“internet-connected devices” with the term “covered devices.” It specifically
excludes “general-purpose computing devices,” including PCs, mobile devices,
PLCs, and mainframes.

-Expediting exemptions. The latest version of S. 1691 provides for an expedited
petition process for “interested parties” (e.g., vendors) to request that devices not
covered in the bill be considered outside the scope of “covered devices”—and thus
exempt from the bill’s requirements.

-Adapting security requirements to changing threat environments.
Notwithstanding the current legislation’s stipulations that covered devices must be
patchable and do not contain hard-coded passwords, the bill’s language says that
OMB should address “aspects of device security” in procurement guidelines.

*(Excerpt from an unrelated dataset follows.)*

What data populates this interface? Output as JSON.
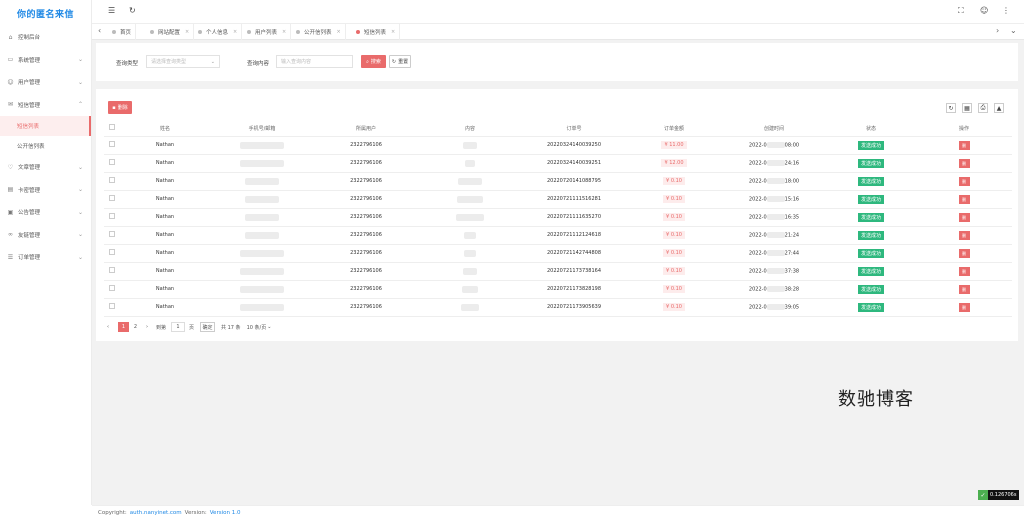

OMB would be tasked with issuing guidance for each agency to include security
clauses in contracts that address identity and access management, security
vulnerabilities, coordinated vulnerability disclosure, etc.

In addition, OMB should address device security that is tailored to individual
devices, technology neutral, risk based, and aligned with industry standards. OMB
is required to ensure that the guidelines are consistent with FISMA and do not
conflict with any applicable federal information security policies and practices.

The idea is to move policy away from mandating specific requirements in
legislation to ensuring that agencies’ acquisition clauses can adapt as technology
and security circumstances change. Legislated mandates are unlikely to keep pace
with changing threat environments. This approach injects nuance into managing
the cyber risk profile of covered devices in ways that legislation could never do.

Leveraging industry-led standards. The latest version directs OMB to ensure
that the content of security clauses “reflect and align with existing voluntary
consensus standards.” OMB must sunset the bill’s security requirements if a
voluntary consensus standard for a device is available that provides an equivalent
or greater level of security. OMB must also modify the security clauses to “reflect
conformity with that voluntary consensus standard.”

-Limiting agencies’ use of LPTA sourcing. The updated legislation calls on OMB
to issue guidelines for each agency to limit the use of lowest price technically
acceptable, or LPTA, criteria in procurements that are “predominately for the
acquisition of a covered device.” This provision is important to watch because
covered devices should increasingly gain market share in the federal space under
S. 1691.

-Maintaining protections afforded to private organizations under the CFAAand the DMCA. The provisions in S. 1691, as introduced, that would loosen
protections afforded to businesses under the CFAA and the DMCA are eliminated
in the most recent draft, which is consistent with the Chamber’s feedback to bill
writers from last fall.

For more information on the Chamber’s critique of this and other provisions in S.
1691, as introduced, see our November 2017 comment piece.

Working summary iot cyber act s1691 rev 6 5 18 003